Yes, the plot itself is simple enough: Whitehead and O’Neil used to work under the same master. The latter left, the former was entrusted to find him, war broke out, and they reunite under unusually odd circumstances in a field. Whitehead’s empty words place O’Neil under arrest, O’Neil’s formidable presence turns the tables, and Whitehead is forced to divine the location of a treasure for which “Friend” and Jacob (Peter Ferdinando) must dig while Cutler stands guard. Psychedelic mushrooms are imbibed so the captors retain full control over their prisoners, everyone somehow eventually goes mad, gunshots are fired, and the devil quite literally takes over the entire proceedings with an ominously cloudy black sphere closing in from above. And at some point you begin to wonder whether any of what you’re watching is real.

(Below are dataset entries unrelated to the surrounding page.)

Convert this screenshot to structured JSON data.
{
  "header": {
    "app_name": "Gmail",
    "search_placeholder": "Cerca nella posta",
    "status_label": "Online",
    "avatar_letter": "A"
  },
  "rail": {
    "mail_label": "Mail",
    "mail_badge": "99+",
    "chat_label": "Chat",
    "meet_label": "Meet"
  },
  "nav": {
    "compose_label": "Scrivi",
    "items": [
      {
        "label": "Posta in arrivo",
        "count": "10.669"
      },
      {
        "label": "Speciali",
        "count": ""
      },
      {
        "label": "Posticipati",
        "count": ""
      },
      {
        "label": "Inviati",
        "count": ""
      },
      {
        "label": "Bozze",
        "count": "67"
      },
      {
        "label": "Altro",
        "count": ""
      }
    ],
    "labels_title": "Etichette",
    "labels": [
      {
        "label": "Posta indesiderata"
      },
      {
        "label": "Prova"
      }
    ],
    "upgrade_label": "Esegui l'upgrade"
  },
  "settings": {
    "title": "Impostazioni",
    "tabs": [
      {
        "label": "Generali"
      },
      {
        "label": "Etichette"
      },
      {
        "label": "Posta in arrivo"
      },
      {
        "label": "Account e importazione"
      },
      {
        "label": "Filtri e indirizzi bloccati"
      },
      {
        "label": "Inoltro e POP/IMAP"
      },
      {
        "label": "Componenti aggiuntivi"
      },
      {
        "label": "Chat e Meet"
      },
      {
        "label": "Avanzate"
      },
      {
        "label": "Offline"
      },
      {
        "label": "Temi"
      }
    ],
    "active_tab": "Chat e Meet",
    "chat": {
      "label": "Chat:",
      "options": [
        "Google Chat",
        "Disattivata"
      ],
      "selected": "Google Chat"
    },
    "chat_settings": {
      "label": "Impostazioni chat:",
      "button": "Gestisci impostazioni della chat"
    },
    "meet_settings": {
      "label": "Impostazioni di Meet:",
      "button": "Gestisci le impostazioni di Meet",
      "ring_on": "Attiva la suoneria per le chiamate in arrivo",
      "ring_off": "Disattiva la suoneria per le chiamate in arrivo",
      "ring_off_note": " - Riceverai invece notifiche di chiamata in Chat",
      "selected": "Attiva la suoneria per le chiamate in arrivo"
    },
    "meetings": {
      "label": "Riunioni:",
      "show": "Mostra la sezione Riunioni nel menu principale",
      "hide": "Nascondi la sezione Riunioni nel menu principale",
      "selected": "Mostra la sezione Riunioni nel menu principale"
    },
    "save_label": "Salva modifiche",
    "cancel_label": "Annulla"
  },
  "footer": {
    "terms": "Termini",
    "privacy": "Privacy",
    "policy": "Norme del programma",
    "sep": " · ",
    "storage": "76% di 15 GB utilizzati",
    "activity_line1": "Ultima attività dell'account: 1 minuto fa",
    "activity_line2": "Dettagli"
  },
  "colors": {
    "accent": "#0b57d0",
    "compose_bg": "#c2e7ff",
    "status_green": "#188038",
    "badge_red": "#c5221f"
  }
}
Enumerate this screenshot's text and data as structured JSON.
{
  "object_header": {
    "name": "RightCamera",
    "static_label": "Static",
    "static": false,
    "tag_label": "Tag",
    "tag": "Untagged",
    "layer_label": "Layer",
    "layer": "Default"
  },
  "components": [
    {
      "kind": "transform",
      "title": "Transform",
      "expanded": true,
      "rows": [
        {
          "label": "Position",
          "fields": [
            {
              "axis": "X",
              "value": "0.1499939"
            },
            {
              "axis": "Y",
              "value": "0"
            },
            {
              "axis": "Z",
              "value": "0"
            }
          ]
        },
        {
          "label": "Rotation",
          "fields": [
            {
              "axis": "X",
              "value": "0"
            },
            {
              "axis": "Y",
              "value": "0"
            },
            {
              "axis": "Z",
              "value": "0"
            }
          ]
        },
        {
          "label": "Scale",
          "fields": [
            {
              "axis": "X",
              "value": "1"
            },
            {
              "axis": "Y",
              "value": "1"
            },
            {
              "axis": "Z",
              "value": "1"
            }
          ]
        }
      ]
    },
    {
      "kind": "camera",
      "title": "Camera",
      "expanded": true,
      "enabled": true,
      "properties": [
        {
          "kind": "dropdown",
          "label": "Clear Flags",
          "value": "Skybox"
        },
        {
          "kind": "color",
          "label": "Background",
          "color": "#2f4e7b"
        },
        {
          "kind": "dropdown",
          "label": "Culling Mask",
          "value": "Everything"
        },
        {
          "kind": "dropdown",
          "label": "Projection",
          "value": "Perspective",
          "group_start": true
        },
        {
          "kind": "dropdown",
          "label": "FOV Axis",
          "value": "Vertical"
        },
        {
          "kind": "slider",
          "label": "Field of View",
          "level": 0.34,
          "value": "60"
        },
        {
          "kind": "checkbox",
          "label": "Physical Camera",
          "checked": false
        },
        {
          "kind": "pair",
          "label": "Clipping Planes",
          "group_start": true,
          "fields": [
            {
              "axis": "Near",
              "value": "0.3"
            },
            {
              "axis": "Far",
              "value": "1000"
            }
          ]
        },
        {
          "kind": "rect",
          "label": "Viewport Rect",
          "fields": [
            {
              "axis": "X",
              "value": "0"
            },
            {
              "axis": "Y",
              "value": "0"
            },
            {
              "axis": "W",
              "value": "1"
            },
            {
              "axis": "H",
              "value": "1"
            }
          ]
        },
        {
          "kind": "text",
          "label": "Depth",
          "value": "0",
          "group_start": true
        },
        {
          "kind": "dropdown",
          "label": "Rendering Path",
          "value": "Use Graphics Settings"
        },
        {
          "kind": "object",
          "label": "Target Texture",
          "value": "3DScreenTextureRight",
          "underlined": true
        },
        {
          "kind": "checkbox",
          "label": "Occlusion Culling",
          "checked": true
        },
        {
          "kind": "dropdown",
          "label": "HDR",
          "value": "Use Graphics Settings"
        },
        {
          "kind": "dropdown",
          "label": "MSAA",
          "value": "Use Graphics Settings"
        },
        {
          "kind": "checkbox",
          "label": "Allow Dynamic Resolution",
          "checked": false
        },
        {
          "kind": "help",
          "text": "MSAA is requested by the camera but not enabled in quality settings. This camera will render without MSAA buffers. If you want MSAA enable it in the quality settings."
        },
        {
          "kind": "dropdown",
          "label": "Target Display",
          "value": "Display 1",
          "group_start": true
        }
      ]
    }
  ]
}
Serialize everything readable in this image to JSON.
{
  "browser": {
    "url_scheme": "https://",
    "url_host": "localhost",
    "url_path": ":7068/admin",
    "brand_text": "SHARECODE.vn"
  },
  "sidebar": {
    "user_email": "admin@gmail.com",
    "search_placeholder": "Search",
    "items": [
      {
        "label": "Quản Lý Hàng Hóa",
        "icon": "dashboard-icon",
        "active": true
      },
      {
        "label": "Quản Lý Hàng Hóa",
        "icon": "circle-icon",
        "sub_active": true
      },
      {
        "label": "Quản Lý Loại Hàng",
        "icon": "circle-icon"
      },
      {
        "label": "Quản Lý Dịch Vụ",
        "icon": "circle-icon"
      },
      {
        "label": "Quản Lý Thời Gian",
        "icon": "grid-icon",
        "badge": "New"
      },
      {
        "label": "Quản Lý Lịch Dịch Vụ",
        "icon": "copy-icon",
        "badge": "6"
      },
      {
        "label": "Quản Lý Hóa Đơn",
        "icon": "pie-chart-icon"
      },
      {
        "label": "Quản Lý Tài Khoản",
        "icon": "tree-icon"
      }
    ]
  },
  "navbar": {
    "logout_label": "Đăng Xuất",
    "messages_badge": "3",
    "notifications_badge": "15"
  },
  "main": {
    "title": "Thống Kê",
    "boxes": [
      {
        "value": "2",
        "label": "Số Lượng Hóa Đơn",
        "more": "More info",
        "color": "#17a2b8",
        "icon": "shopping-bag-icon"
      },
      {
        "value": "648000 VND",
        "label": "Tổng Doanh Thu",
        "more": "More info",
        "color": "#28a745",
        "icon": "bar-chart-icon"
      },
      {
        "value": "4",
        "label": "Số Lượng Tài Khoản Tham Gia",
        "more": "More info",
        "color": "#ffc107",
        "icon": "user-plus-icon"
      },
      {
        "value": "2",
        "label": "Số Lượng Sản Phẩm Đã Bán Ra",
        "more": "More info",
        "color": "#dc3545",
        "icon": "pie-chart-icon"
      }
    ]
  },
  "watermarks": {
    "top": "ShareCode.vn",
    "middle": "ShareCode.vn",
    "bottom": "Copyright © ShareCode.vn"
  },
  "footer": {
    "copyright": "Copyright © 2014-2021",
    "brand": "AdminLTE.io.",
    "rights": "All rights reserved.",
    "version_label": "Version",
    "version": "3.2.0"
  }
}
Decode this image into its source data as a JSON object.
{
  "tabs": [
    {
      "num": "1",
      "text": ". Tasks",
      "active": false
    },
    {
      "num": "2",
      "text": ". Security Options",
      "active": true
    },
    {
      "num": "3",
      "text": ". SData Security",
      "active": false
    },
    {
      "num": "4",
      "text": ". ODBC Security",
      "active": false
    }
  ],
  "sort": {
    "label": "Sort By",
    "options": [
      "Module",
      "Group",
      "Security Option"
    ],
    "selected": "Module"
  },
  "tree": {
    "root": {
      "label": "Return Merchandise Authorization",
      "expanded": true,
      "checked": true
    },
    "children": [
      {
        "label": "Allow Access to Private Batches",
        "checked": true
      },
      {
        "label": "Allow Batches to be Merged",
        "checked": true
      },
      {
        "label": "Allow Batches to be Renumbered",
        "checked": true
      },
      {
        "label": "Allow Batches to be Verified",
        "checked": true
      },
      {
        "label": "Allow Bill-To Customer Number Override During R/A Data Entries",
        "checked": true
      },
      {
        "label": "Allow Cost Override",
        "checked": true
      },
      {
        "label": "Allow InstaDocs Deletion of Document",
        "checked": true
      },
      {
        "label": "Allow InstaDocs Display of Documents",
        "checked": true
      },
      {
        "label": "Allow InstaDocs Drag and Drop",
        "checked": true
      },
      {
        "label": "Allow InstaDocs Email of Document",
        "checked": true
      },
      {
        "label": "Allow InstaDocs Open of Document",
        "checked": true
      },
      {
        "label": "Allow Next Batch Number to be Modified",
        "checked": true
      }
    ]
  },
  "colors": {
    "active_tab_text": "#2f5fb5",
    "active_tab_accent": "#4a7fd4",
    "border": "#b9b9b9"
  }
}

The words screenwriter Amy Jump puts into Whitehead’s mouth about seeing shadows can’t help but instill the possibility of everything being dream. One character refuses to die, another is found tied to the end of a rope the others tug-of-war instead of simply walking over to him, and at one point we’re serenaded with a song. It’s a bad drug trip with a historical British context where a real treasure is searched for and a metaphysical treasure of friendship is found. Bones are discovered, costumes change hands, and through it all there is an underlying aggression where two men fight in the background before being shown to be in cahoots against the rest. The surprisingly sharp humor keeps you on your toes while the mystery of truth forever remains shrouded in nightmarish insanity.
It’s what has made Wheatley a contemporary force in cinema that has proven as divisive as any surrealist in the past century of film. If you don’t open yourself to the symbology and metaphor you’ll be confused, bored, and angry. But if you do and still can’t figure out what’s happening, the frustration of being on the outside looking in is only marginally better. I’m in this second camp trying to wrap my head around the absurdities to understand their meanings in the context of Whitehead’s journey while marveling at the bold visual choices worthy of their epileptic warning at its start. From faux static portraiture in deliberate poses to slomotion sequences to one brilliant passage caught as though in a wind tunnel with excised frames giving it a strobe effect, look away proves impossible.
A kaleidoscopic blending of moving images converging at the center of the screen shows the power of the drugs in a jarringly beautifully yet almost completely too on-the-nose representation while actors are superimposed on one another and dead characters return as if never gone. Smiley is as brutally vicious as Glover is sweetly endearing while Shearsmith transforms from a loquaciously frightened lapdog into the soldier he adamantly refuses to admit he is. How much is real? How much is happening in the present? Who knows? In actuality, I’m not sure it matters. From a visceral standpoint it’s uniquely attractive and inventively artistic while the story turns into a devilish journey inside the tragedy of war. There’s enough to be glad I watched and enough to continue hoping Wheatley makes that masterpiece his experimentations seem to promise.
courtesy of the Toronto International Film Festival